In the current wave of consolidation, Nordic private equity and venture capital groups are hotly pursuing acquisition opportunities that involve IT and fintech companies that hold lucrative contracts with state agencies. The Norwegian state spent almost €1bn on purchasing IT services in 2019, when the Norwegian Public Roads Administration alone shelled out more than €100m to procure operation and development-end IT services.
Read more about the Nordic tech industry
- The vibrant tech sector in the Nordic region is attracting increasing attention from venture capitalists.
- Traditional Nordic corporations are starting to take advantage of the vibrant startup community in the region, and they are changing the way they think.
- Swedish bank Nordea has continued its policy of financial technology collaboration by forming a partnership with Stockholm-based payments startup Betalo to expand its mobile offering.
The Covid-19 pandemic has also increased investor focus on companies that provide sustainability and digitisation, said Magnus Silfverberg, CEO of Stockholm-headquartered data and analytics company Bisnode.
“Sustainable and digitised businesses are much more resilient and better equipped to face a pandemic threat such as the coronavirus,” said Silfverberg.
The €3bn acquisition of enterprise software provider IFS in July 2020 underscored private equity fund interest in resilient digital technology players with a growing global footprint.
TA Associates acquired a significant minority equity holding in IFS. The company, whose core business is concentrated on the digitising of enterprise operations, clocked up revenues of €565m in 2019.
But Nordic IT technology acquisitions are not just confined to traditional industry deals. In a transaction intended to expand its reach into the fintech market, Norwegian web-browser company Opera is acquiring all shares in Vilnius, Lithuania-based digital lender Fjord Bank.

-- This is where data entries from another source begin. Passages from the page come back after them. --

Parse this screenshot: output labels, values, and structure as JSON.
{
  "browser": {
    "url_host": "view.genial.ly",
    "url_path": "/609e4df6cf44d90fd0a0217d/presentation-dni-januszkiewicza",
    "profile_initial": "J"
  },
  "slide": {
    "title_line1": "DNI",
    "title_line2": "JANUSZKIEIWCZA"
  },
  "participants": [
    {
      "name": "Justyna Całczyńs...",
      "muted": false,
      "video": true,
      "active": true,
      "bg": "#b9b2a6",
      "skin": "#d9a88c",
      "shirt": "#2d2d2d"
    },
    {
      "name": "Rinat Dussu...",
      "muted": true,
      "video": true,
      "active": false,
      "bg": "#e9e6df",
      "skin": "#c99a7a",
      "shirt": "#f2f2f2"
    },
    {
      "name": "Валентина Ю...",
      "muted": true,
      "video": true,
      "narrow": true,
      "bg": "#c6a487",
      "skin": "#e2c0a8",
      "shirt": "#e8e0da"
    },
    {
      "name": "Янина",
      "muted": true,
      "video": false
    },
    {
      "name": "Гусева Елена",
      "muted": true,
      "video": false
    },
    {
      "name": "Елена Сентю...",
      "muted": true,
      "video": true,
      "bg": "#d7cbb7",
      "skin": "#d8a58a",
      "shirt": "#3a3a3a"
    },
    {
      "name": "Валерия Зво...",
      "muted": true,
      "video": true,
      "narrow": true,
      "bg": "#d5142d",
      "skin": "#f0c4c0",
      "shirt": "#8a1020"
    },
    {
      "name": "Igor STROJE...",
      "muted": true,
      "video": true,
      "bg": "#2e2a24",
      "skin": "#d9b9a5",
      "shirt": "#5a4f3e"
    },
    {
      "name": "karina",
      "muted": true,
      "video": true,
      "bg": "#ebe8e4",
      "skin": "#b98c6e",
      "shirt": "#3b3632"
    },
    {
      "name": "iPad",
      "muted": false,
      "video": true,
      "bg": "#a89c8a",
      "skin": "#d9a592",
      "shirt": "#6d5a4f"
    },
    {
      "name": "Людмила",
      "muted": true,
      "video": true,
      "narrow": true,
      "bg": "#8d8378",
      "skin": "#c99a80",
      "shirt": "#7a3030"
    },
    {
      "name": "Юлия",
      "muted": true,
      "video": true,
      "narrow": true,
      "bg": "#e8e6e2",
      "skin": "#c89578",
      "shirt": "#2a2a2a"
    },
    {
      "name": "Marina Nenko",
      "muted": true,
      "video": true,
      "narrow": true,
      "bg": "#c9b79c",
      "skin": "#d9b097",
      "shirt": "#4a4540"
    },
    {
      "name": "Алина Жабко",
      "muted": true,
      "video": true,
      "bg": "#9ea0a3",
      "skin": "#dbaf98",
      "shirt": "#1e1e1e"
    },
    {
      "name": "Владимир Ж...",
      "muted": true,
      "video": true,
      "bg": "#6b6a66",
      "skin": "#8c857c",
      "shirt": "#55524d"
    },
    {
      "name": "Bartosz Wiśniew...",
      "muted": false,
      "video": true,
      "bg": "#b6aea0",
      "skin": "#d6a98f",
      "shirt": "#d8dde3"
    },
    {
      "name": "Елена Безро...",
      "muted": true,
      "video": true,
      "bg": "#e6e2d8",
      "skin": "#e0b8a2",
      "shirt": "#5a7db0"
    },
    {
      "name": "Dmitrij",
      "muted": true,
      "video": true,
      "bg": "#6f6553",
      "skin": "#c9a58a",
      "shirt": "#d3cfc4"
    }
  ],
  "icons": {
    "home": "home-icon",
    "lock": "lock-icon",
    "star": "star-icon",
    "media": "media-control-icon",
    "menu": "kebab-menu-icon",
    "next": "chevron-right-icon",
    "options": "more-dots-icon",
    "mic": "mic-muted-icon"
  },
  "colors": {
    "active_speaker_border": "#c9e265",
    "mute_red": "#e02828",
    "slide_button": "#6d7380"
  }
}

The Fjord Bank deal will enable Opera to accelerate growth in the fintech domain across Europe by launching disruptive personal finance services, said Krystian Kolondra, executive vice-president at Opera.
“Looking at the fintech space in Europe, our view is that it needs more and bigger challengers that are able to deliver smarter and empowering solutions to consumers for their personal finances,” said Kolondra.
Opera entered the European fintech space in January when it acquired Estonian digital wallet and payment technology firm PocoSys. The Norwegian disrupter has rolled out testing on a new version of PocoSys’s mobile payment card and app, Pocopay, which Opera plans to launch in Europe in 2020-2021.
Bolt-on tech targets
Meanwhile, Nordic automated security giant ASSA Abloy has also scaled up its acquisitions scouting activity for specialised bolt-on tech targets in northern Europe.
The company added Dutch digital care services firm FocusCura to its expanding portfolio of tech support enterprises in July. FocusCura harnesses virtual reality and AI to deliver digital-based services for the elderly in care organisations and independent living technology devices for those living at home.
The acquisition reinforces ASSA Abloy’s presence in the digital care market in the Nordics and continental Europe.
“FocusCura is a strategic technological addition for ASSA Abloy,” said Nico Delvaux, CEO of ASSA Abloy. “The acquisition strengthens our current offerings in senior care, and also provides for complementary growth opportunities.”
The recent surge in Nordic M&A activity and consolidation has also amplified acquisitive interest in companies that operate cloud computing and managed services. From the buyer’s side, interest has emerged from private equity groups in Denmark and Sweden.
Trill Impact’s acquisition of Nordomatic is among the more significant deals closed in the cloud computing market in the second quarter of 2020. Nordomatic supplies cloud-based smart systems to the Nordic building management market and posted pro-forma revenues of €85m in 2019.